# [Exercise prompt]
Leave out the pictures and copy everything else in the records exactly.

######

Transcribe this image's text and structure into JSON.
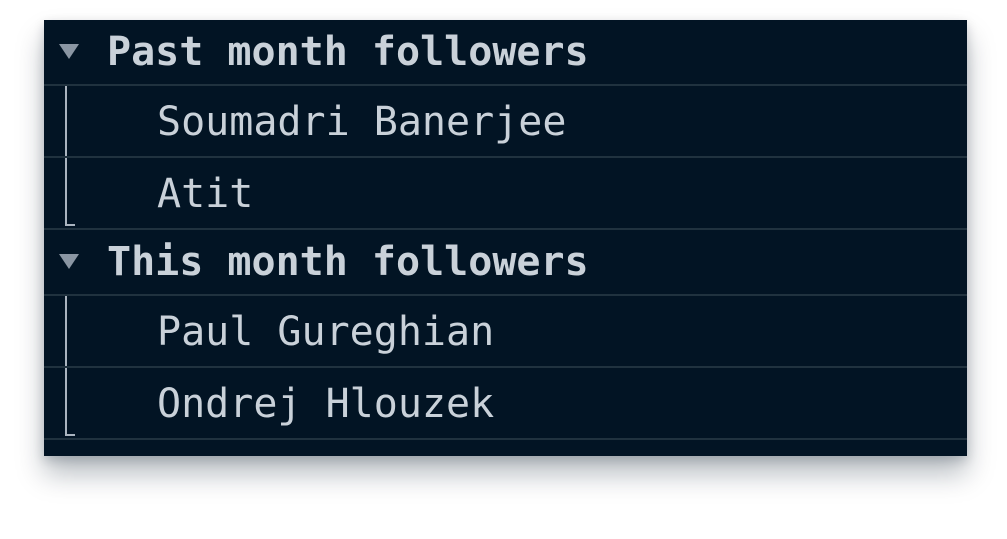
{
  "groups": [
    {
      "title": "Past month followers",
      "expanded": true,
      "caret_icon": "triangle-down-icon",
      "members": [
        "Soumadri Banerjee",
        "Atit"
      ]
    },
    {
      "title": "This month followers",
      "expanded": true,
      "caret_icon": "triangle-down-icon",
      "members": [
        "Paul Gureghian",
        "Ondrej Hlouzek"
      ]
    }
  ],
  "colors": {
    "panel_background": "#021424",
    "row_divider": "#20323f",
    "text": "#c9d1d9",
    "caret": "#8a96a3",
    "tree_line": "#aab4bf"
  }
}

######

# [Expected answer]
Transcribe this image's text and structure into JSON.
{
  "groups": [
    {
      "title": "Past month followers",
      "expanded": true,
      "caret_icon": "triangle-down-icon",
      "members": [
        "Soumadri Banerjee",
        "Atit"
      ]
    },
    {
      "title": "This month followers",
      "expanded": true,
      "caret_icon": "triangle-down-icon",
      "members": [
        "Paul Gureghian",
        "Ondrej Hlouzek"
      ]
    }
  ],
  "colors": {
    "panel_background": "#021424",
    "row_divider": "#20323f",
    "text": "#c9d1d9",
    "caret": "#8a96a3",
    "tree_line": "#aab4bf"
  }
}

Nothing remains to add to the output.